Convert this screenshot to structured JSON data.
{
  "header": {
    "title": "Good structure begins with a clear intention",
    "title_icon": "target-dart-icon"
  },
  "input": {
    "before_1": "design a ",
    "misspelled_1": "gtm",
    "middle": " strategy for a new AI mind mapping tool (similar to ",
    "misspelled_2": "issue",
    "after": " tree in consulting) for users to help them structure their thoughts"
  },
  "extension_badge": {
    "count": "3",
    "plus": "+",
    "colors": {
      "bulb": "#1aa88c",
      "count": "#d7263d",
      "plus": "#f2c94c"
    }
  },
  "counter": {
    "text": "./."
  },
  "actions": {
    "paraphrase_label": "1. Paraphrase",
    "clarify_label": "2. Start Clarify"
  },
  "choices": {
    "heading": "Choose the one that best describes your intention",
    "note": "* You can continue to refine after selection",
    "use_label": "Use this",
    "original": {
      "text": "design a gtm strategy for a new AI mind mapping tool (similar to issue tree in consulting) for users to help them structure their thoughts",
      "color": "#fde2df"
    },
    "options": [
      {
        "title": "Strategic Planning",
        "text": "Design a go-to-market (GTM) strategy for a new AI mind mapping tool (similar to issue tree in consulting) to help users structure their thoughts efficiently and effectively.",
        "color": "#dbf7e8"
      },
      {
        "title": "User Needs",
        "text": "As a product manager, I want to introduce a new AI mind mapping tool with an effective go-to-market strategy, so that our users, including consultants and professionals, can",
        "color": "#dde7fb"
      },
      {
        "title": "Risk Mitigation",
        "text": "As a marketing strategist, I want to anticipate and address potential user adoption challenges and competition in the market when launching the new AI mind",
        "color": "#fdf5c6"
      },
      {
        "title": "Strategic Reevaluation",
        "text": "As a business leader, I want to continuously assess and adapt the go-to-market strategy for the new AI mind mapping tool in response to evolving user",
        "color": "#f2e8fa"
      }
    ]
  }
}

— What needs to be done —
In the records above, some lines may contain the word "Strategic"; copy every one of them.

— Output below —
        "title": "Strategic Planning",
        "title": "Strategic Reevaluation",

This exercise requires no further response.